Death of an individual
At heart it's an old fashioned police procedural by one of the darkest of the Nordic-noir writers. Leif G.W Persson's day job, until recently, was a Professor of Criminology. He has also worked as a criminal profiler, and was fired from an earlier job when he blew the whistle on a Minister of Justice, who was linked to a prostitution ring in Stockholm. The fall-out from that nearly cost him his life, as he became suicidal. It was also the inspiration, however, for his first novel. Although only a few of his novels have been translated into English, I would be very keen to read more.
Linda is a blackly comic novel, but its humour only enhances the serious questions that lie at its heart. Linda Wallin is a happy, young woman, training to be a detective, with a circle of friends and no apparent enemies. Her rape and murder send shock waves through the small community of Vaxjo. Unable to cope the local police call in the serious crimes unit from Stockholm. Unfortunately they're led by Detective Evert Backstrom, as fine an example of misogynistic, lazy policing as you could hope to meet. While Backstrom boozes, idles, and makes inappropriate advances to female journalists; his colleagues calmly use old-fashioned police work to put the clues together and capture the offender.
Throughout the book (as you would probably expect from a crime novel) the focus is very much on the pursuit of the criminal. Somewhere in all of this the victim lies forgotten. A poignant chapter at the end in which a young policewoman working towards her PhD muses on this put this into context - the way in which the victim becomes a symbol for the press, while the victim herself becomes forgotten amidst the events surrounding her death.

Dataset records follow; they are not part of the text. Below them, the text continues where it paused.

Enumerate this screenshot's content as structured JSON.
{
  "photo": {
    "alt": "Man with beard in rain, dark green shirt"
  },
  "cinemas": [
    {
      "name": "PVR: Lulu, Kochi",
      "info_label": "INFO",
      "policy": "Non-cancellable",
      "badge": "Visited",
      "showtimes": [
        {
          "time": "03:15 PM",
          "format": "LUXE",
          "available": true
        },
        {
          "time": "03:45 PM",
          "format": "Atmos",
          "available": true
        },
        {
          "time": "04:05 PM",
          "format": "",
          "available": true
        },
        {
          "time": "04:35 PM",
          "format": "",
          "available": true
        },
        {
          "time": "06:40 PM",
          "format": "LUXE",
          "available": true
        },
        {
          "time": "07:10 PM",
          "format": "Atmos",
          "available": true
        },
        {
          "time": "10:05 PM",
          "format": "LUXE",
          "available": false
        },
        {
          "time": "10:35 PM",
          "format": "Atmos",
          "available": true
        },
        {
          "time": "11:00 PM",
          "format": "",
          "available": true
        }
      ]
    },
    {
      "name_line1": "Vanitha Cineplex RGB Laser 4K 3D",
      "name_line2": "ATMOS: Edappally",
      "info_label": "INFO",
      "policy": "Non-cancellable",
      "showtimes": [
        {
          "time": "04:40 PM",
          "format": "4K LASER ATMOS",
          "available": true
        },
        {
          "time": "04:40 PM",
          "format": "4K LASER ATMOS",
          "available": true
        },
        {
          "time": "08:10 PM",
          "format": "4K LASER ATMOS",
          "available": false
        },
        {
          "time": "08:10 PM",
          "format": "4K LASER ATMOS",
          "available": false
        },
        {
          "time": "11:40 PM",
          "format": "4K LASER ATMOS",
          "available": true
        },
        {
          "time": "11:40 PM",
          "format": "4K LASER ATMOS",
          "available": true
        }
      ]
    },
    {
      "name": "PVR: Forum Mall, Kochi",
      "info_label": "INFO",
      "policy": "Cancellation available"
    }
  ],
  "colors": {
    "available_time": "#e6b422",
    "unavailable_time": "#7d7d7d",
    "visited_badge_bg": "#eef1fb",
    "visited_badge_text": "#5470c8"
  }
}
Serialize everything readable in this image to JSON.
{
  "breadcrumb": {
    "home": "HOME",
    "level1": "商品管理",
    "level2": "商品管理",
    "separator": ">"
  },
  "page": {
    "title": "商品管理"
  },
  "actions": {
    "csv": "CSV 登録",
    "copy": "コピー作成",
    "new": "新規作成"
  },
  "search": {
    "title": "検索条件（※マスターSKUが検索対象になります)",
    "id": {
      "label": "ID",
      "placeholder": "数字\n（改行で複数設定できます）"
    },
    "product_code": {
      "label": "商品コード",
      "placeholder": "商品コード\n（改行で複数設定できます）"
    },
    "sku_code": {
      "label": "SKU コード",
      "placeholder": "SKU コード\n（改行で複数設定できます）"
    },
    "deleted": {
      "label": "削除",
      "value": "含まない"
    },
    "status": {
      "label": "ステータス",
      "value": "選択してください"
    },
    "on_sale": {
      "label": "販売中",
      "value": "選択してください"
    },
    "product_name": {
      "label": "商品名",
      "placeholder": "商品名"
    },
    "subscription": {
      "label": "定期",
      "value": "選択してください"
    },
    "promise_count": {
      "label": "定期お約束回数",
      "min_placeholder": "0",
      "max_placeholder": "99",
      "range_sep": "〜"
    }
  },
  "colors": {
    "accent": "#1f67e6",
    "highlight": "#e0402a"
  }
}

It's extraordinary writing. Often very funny, occasionally exasperating, never less than gripping. I loved the work of Leif G.W. Persson.